Yesterday was our sweet baby girl Zoey’s birthday. She turned two. We had a wonderful day full of play time, yummy treats, and lots of love. We did have to cancel the run in the woods that we had originally planned due to the lake effect snow that pummeled us for most of the day, but I promised Zoey we’d reschedule for later in the week. Oh, and don’t worry; I haven’t been taking a toddler trail running in the middle of a central NY winter. Our little girl is of the furry, four-legged variety.
Being an only child, Zoey gets pretty spoiled. Not quite spoiled rotten, but pretty close. And one of my favorite ways to spoil her is to cook up some tasty dog treats for her to enjoy. I know, what a surprise! For an extra special day like a birthday, I like to make something that we can enjoy together as a family, because as much as Zoey loves her parsley and buckwheat “cookies”, Chris and I just don’t really share her enthusiasm. Fortunately for all of us, I’ve found this peanut butter swirled banana bread to be just the thing to satisfy both dog and human taste buds.
Everything is this banana bread is perfectly safe (and for the most part even healthy) for dogs. The sweetness comes from the bananas themselves and pureed dates, so there are no processed or refined sugars. A mix of spelt flour and white whole wheat flour adds fiber and protein. And coconut oil keeps the bread decadently moist while adding some healthy fat. Now despite the whole grains and low-sugar content, this is still meant to be a treat. Just as you wouldn’t eat cake for breakfast, lunch, and dinner even if it was your birthday, this isn’t meant to replace your dog’s regular food. But a little slice can be a safe and tasty treat that I promise the dogs and humans in your life will all appreciate. So whether you’re a crazy-dog-lady like me who throws birthday parties for your canine buddies or you just have some overripe bananas to get rid of, give this recipe a try. I hope you’ll enjoy it as much as we did.

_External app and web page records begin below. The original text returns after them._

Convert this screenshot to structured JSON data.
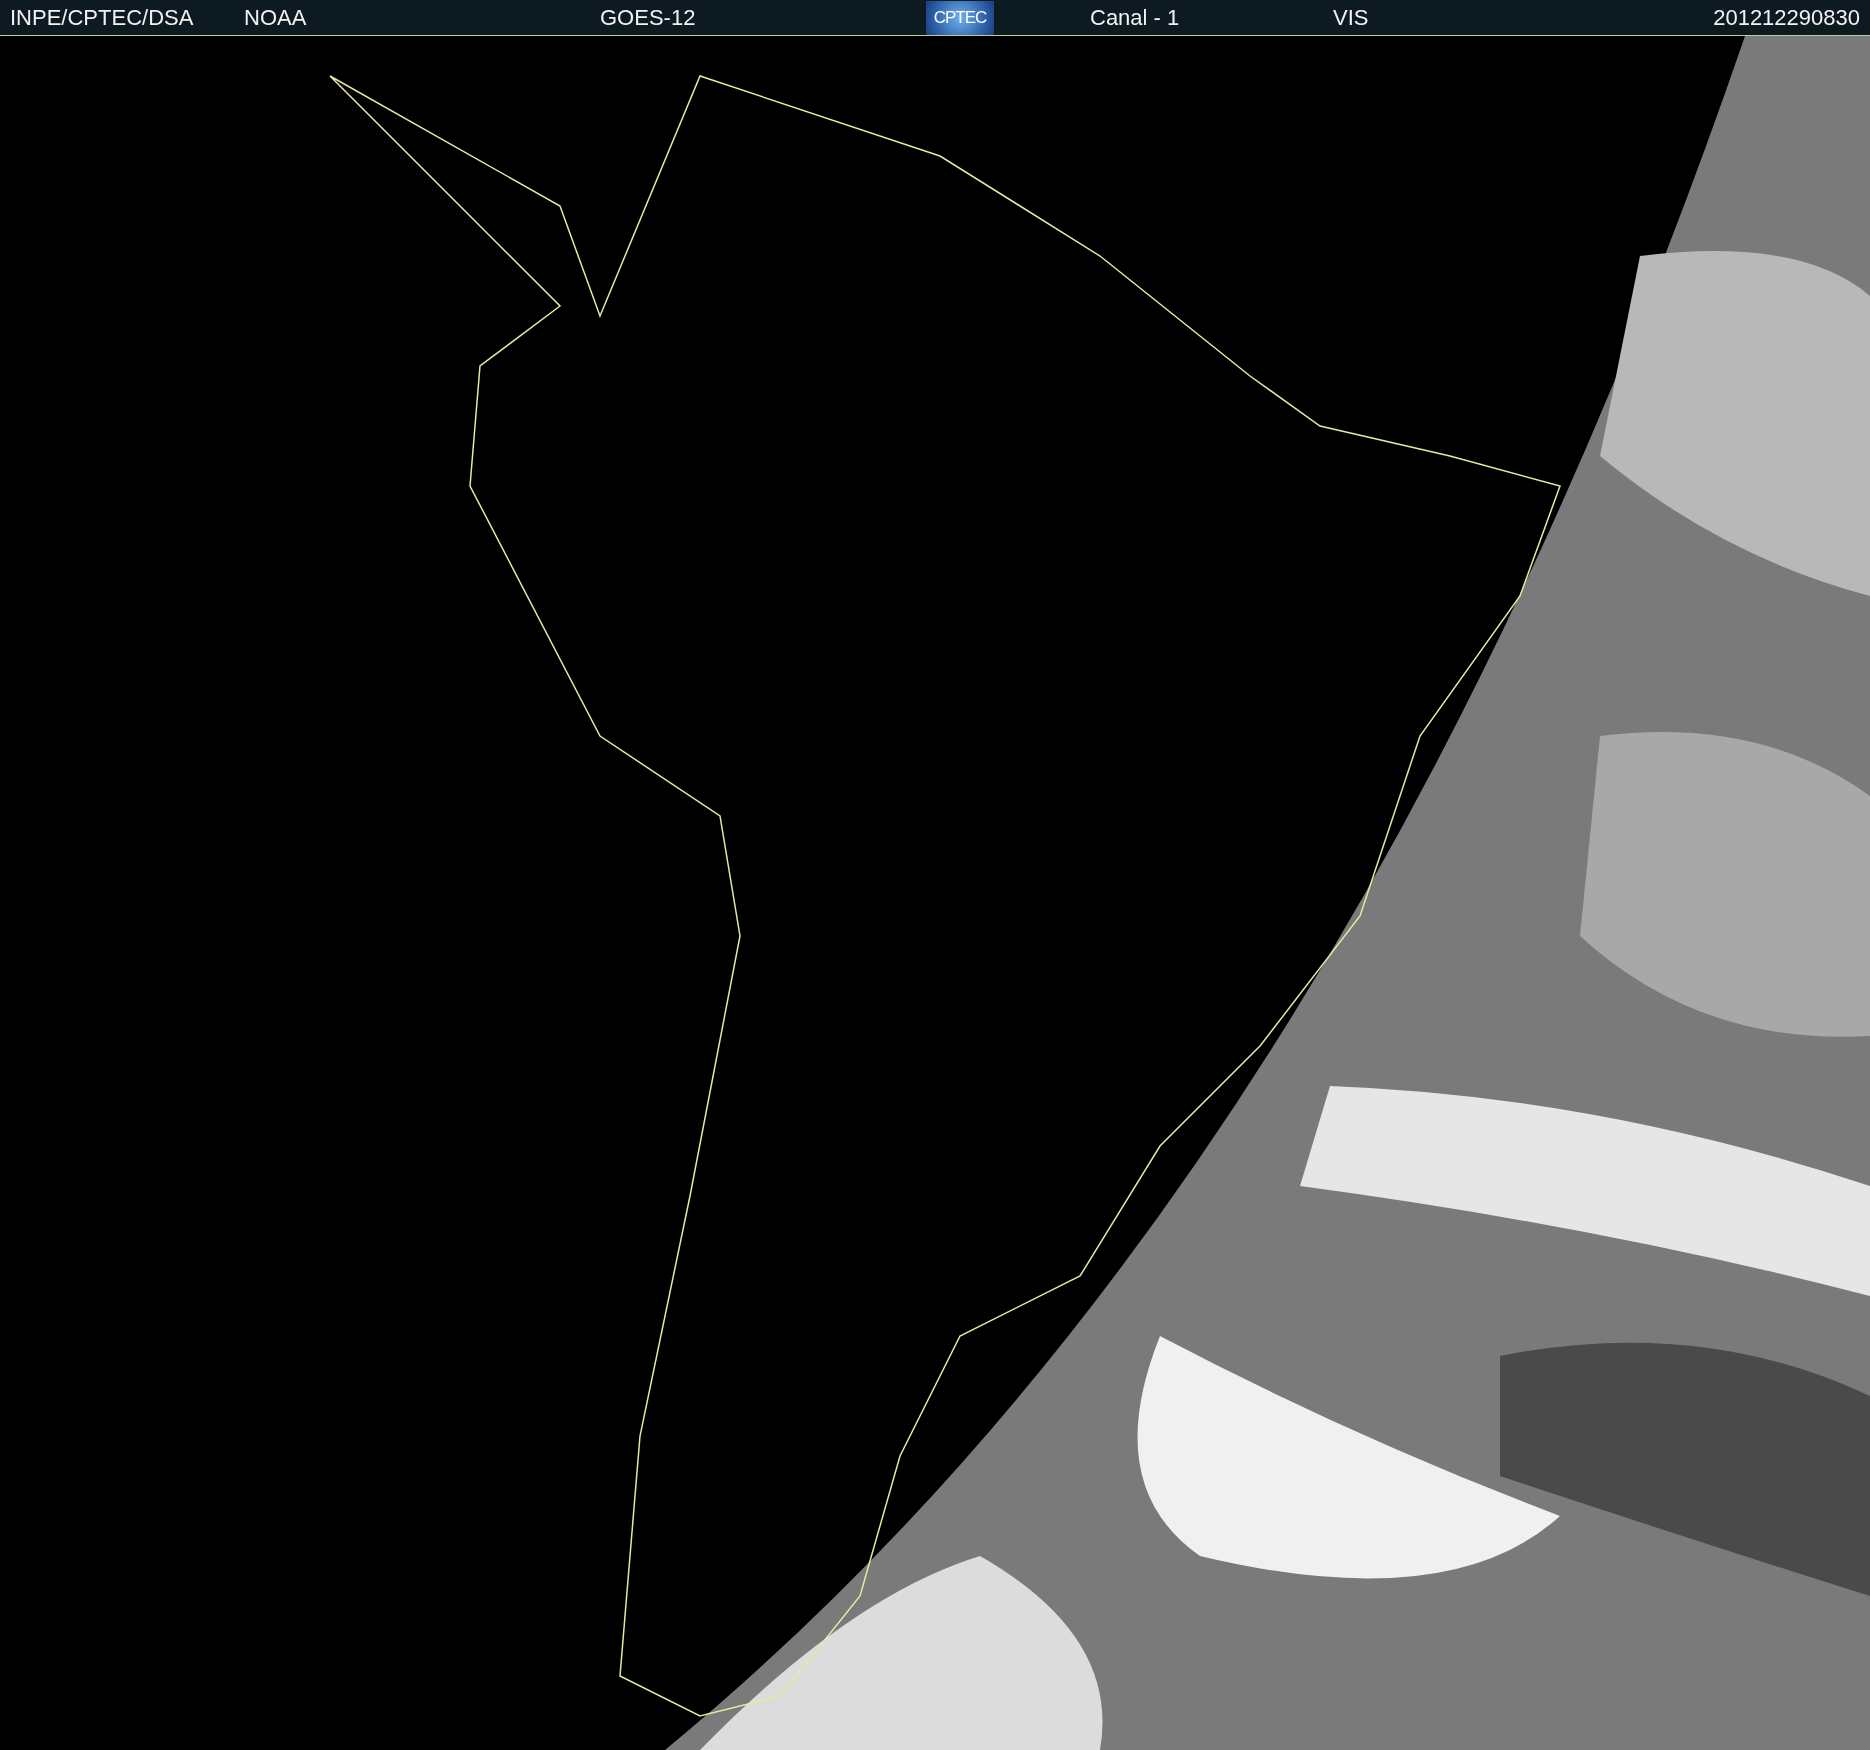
{
  "header": {
    "source": "INPE/CPTEC/DSA",
    "agency": "NOAA",
    "satellite": "GOES-12",
    "logo": "CPTEC",
    "channel": "Canal - 1",
    "band": "VIS",
    "timestamp": "201212290830"
  }
}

Peanut Butter Swirled Banana Bread
I like using spelt flour in baked goods that I plan to share with the dog because of the higher protein content and easier digestibility, but feel free to play around with flours to find what works best for you. If you do replace the spelt flour, you may need a little less of the replacement flour (maybe start with 3/4 c instead of 1 c). Also, as I mentioned, the only sugar in this recipe comes from the fruit so it’s not an overly sweet banana bread. I personally find this perfect since I like to eat it for breakfast, but you could certainly add a little sweetener if you’d like more of a dessert bread.
3 large ripe to overripe bananas

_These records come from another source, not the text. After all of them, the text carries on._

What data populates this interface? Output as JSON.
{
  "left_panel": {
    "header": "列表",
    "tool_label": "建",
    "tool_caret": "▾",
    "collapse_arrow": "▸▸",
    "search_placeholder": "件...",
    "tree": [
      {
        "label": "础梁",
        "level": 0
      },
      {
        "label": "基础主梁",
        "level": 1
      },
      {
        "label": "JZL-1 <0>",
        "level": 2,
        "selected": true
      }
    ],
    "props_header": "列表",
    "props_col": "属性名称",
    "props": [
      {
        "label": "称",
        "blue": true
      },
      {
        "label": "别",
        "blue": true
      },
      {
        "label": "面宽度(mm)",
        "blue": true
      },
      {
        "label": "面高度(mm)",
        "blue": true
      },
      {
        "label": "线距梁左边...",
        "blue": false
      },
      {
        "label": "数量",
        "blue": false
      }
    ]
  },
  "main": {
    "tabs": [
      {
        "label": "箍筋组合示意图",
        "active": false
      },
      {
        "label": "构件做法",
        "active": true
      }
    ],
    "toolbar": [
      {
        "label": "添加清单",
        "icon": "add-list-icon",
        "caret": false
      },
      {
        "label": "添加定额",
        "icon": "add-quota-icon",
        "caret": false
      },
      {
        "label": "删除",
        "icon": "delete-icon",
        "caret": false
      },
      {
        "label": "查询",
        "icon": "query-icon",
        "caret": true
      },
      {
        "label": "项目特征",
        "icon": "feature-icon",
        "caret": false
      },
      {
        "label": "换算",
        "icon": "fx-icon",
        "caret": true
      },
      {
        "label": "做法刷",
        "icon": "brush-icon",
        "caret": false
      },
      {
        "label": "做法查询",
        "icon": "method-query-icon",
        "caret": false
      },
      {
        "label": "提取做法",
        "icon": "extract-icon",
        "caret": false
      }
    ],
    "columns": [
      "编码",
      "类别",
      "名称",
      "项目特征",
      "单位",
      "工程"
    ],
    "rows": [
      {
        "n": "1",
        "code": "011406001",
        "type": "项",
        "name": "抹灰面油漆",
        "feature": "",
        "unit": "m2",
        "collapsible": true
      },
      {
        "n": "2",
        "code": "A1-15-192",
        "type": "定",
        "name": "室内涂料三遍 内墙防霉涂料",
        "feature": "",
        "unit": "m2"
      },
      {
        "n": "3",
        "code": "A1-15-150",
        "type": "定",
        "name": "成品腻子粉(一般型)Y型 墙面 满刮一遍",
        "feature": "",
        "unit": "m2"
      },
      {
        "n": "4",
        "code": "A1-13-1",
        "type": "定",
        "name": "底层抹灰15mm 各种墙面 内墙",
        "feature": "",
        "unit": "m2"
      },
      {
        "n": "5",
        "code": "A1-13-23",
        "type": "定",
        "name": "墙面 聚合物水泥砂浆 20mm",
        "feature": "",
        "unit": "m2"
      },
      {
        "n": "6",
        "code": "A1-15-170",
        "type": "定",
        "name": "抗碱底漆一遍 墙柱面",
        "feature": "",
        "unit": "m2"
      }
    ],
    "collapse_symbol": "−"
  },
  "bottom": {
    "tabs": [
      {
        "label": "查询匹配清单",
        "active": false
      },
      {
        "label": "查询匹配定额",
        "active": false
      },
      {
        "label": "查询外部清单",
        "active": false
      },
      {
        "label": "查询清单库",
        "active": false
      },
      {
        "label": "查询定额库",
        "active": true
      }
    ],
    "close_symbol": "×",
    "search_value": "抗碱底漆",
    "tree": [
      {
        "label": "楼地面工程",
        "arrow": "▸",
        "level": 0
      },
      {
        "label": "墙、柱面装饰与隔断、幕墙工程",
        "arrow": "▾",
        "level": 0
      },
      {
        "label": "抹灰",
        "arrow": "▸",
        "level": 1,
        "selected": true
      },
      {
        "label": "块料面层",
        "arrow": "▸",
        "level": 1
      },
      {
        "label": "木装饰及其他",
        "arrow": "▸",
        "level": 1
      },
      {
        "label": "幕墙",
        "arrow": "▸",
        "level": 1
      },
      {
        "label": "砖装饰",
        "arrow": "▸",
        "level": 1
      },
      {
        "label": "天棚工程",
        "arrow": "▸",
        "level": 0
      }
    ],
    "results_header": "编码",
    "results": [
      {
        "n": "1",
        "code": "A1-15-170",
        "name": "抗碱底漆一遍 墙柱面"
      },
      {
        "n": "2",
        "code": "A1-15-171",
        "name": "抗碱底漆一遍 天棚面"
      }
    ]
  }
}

12 dried pitted dates
1/3 c melted coconut oil
1 tsp vanilla extract
1 c spelt flour
1/2 c white whole wheat flour
1/4 tsp salt
1 1/2 tsp baking soda
1/2 tsp cinnamon
1/8 tsp clove
scant 1/2 c unsweetened creamy peanut butter, warmed for easier pouring
Put the dates in a heat proof bowl and pour enough boiling water over them to cover by an inch or so. Cover the bowl with a plate or kitchen towel and let the dates soak for about an hour. Drain and transfer the dates to a food processor. Process until smooth. This should yield about 1/2 c of date puree.
Preheat oven to 350 degrees. Grease a loaf pan and line with parchment paper.
Mash the bananas in a large bowl until they are fairly smooth with just a few small chunks remaining. Stir in the pureed dates, vanilla extract, coconut oil, and egg.
Combine the flours, salt, baking soda, and spices in a separate bowl. Stir the dry ingredients into the banana mixture until just incorporated.
Pour about half of the batter into the prepared loaf pan. Pour (or plop) the peanut butter over top of the batter and spread it out a bit. Pour the rest of the batter over the peanut butter. Run a butter knife through the batter a few times, both horizontally and vertically, to swirl the peanut butter throughout the batter.
Bake for 50-60 minutes until a butter knife inserted into the bread comes out free of uncooked batter. Keep in mind that you may have some peanut butter stick to the knife even when the bread is done, so you won’t necessarily get a completely clean knife. Remove from the oven and allow to cool somewhat before removing from the pan and slicing.
Yield: 1 loaf